National Leader Simon Bridges has issued the Government with an ultimatum over its support of the new terrorism bill: meet with National to discuss its demands or the party will entirely pull its support for the proposed law.
If Justice Minister Andrew Little – who is in charge of the legislation – ignores Bridges' challenge, the bill will fail.
Yesterday, Bridges said National would support the first reading of the bill – which aims to de-radicalise New Zealanders returning from overseas – through the first reading.
But National want a number of changes, including reducing the age limit of those who would be targeted by law from 18 to 14.
Bridges would not say if proposed changes were a bottom line for National supporting the bill in its second and third reading.
Without National's support, the bill would not become law as the Greens have committed to voting against it.
Greens foreign affairs spokeswoman Golriz Ghahraman said the bill has the implication of catching people who are not terrorists and was "dog-whistling" the old war-on-terror language.
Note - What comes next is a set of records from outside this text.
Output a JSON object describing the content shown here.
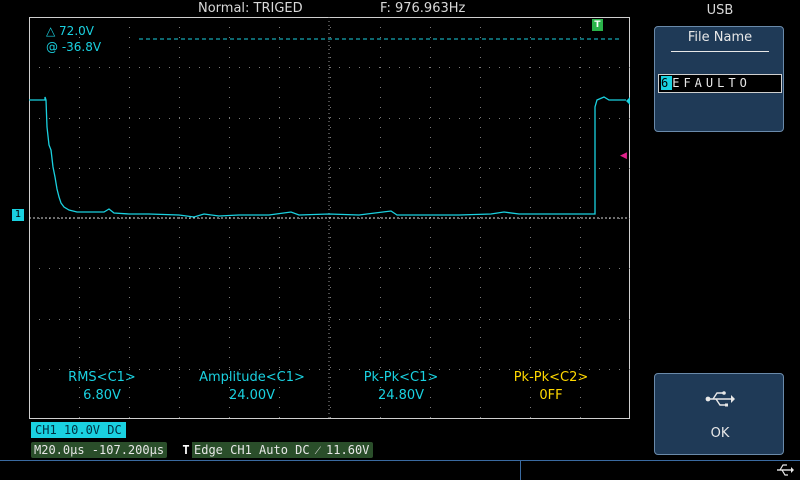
{
  "status": {
    "mode": "Normal: TRIGED",
    "frequency": "F: 976.963Hz"
  },
  "panel": {
    "title": "USB",
    "file_name_label": "File Name",
    "file_name_cursor": "6",
    "file_name_rest": "EFAULTO",
    "ok_label": "OK"
  },
  "cursor": {
    "delta": "△ 72.0V",
    "at": "@ -36.8V"
  },
  "markers": {
    "trigger": "T",
    "channel": "1"
  },
  "measurements": [
    {
      "label": "RMS<C1>",
      "value": "6.80V"
    },
    {
      "label": "Amplitude<C1>",
      "value": "24.00V"
    },
    {
      "label": "Pk-Pk<C1>",
      "value": "24.80V"
    },
    {
      "label": "Pk-Pk<C2>",
      "value": "0FF"
    }
  ],
  "info": {
    "ch1": "CH1 10.0V DC",
    "timebase": "M20.0μs -107.200μs",
    "trigger_t": "T",
    "trigger": "Edge CH1 Auto DC ⁄ 11.60V"
  },
  "colors": {
    "ch1": "#1ad1e0",
    "ch2": "#ffd800",
    "panel": "#1f3a57",
    "trigger": "#2ab34a"
  },
  "icons": {
    "usb": "usb-icon",
    "usb_status": "usb-status-icon"
  }
}
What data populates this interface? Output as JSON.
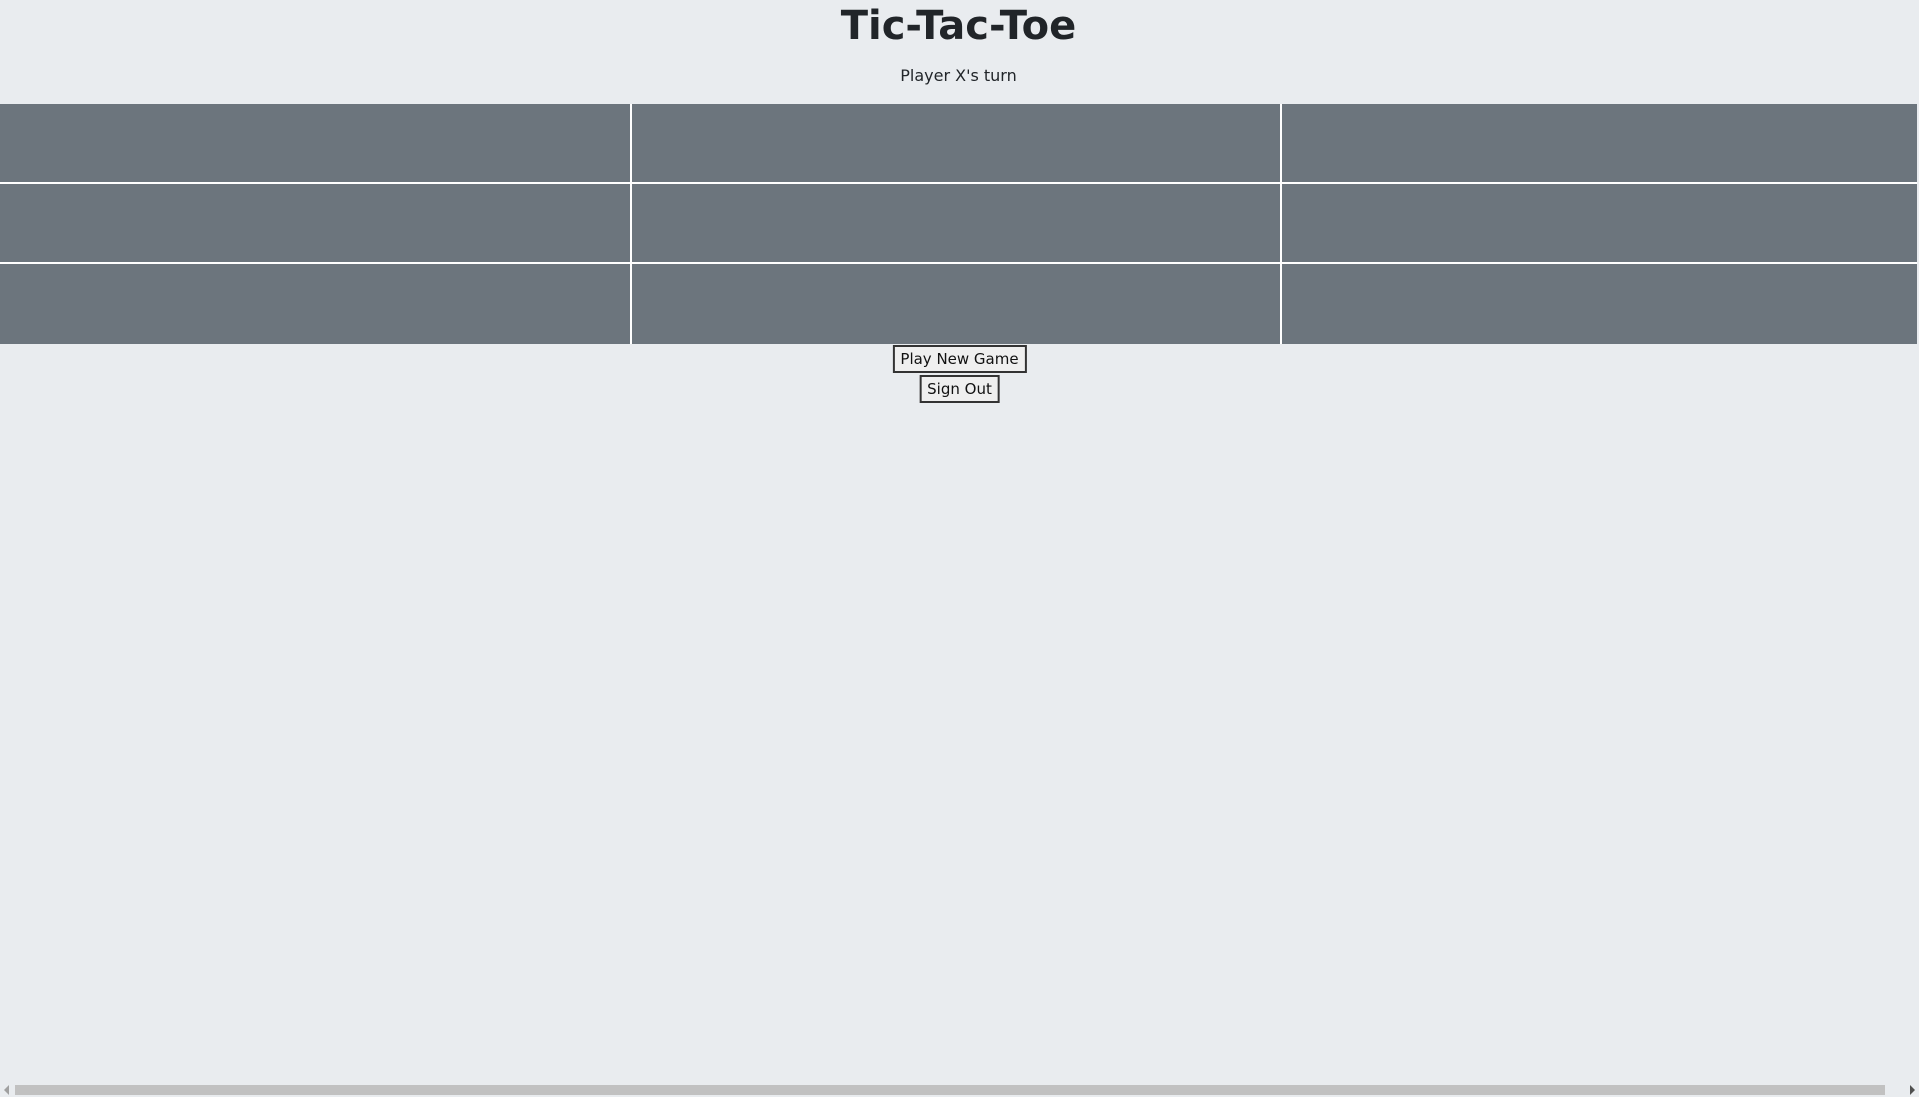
{
  "header": {
    "title": "Tic-Tac-Toe",
    "status": "Player X's turn"
  },
  "board": {
    "cells": [
      [
        "",
        "",
        ""
      ],
      [
        "",
        "",
        ""
      ],
      [
        "",
        "",
        ""
      ]
    ]
  },
  "actions": {
    "new_game_label": "Play New Game",
    "sign_out_label": "Sign Out"
  },
  "colors": {
    "background": "#e9ecef",
    "cell": "#6c757d",
    "grid_line": "#ffffff"
  }
}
In a statement this morning, Bridges upped the ante.
"Andrew Little needs to commit to a meeting with National next week and show that he will work with us in good faith and in the interest of National Security, or we will pull our support before first reading."
Little yesterday rubbished National's proposed changes and said they were "a bit silly".
Speaking to RNZ this morning, he attacked National and its proposed changes to the bill.
"What I don't want to see happening is when we take practical, reasonable measures to protect the safety of the New Zealand community, that we don't get into some crude, mindless bidding war with the National Party who just want to show, for some reason, that they are somehow hairier chested than us – that is not a useful debate to have."
But Bridges claimed National's proposed changes to the bill are about keeping New Zealanders safe.
"Andrew Little being so quick to dismiss [the proposed changes] without even meeting with us is arrogant and could put lives at risk."
Given the Greens won't support the bill, Bridges said that Little needed to re-write it so it represents the wider Parliament.